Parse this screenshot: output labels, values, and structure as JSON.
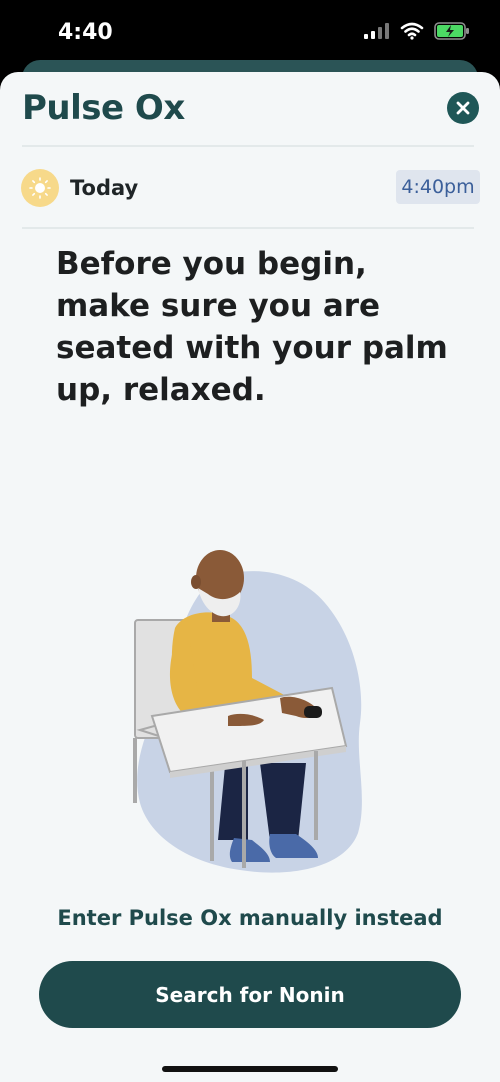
{
  "status_bar": {
    "time": "4:40"
  },
  "header": {
    "title": "Pulse Ox",
    "close_icon": "close-icon"
  },
  "date_row": {
    "label": "Today",
    "time": "4:40pm",
    "icon": "sun-icon"
  },
  "instruction": "Before you begin, make sure you are seated with your palm up, relaxed.",
  "illustration": {
    "icon": "person-seated-with-pulse-oximeter"
  },
  "actions": {
    "manual_entry": "Enter Pulse Ox manually instead",
    "search_button": "Search for Nonin"
  },
  "colors": {
    "primary": "#1f4a4c",
    "background": "#f4f7f8",
    "sun": "#f7d98a",
    "time_chip": "#dfe5ee"
  }
}
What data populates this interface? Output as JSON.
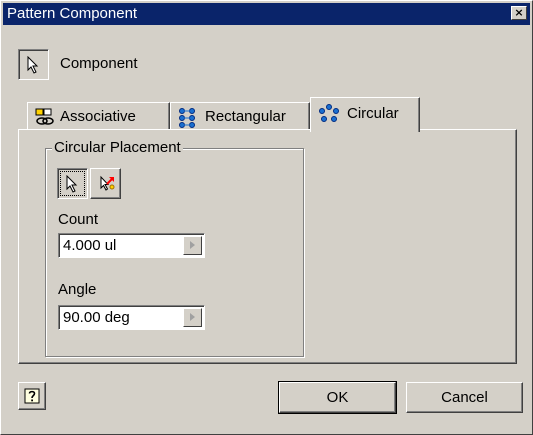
{
  "window": {
    "title": "Pattern Component",
    "close_glyph": "×"
  },
  "component": {
    "label": "Component",
    "icon": "select-arrow-icon"
  },
  "tabs": [
    {
      "label": "Associative",
      "icon": "associative-pattern-icon",
      "active": false
    },
    {
      "label": "Rectangular",
      "icon": "rectangular-pattern-icon",
      "active": false
    },
    {
      "label": "Circular",
      "icon": "circular-pattern-icon",
      "active": true
    }
  ],
  "circular": {
    "group_title": "Circular Placement",
    "select_icon": "select-arrow-icon",
    "flip_icon": "flip-direction-icon",
    "count_label": "Count",
    "count_value": "4.000 ul",
    "angle_label": "Angle",
    "angle_value": "90.00 deg"
  },
  "footer": {
    "help_icon": "help-icon",
    "ok_label": "OK",
    "cancel_label": "Cancel"
  },
  "colors": {
    "titlebar": "#0a246a",
    "face": "#d4d0c8"
  }
}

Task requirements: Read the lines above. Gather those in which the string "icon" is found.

Exercise answer:
    "close_icon": "close-icon"
    "icon": "sun-icon"
    "icon": "person-seated-with-pulse-oximeter"
    "icon": "select-arrow-icon"
      "icon": "associative-pattern-icon",
      "icon": "rectangular-pattern-icon",
      "icon": "circular-pattern-icon",
    "select_icon": "select-arrow-icon",
    "flip_icon": "flip-direction-icon",
    "help_icon": "help-icon",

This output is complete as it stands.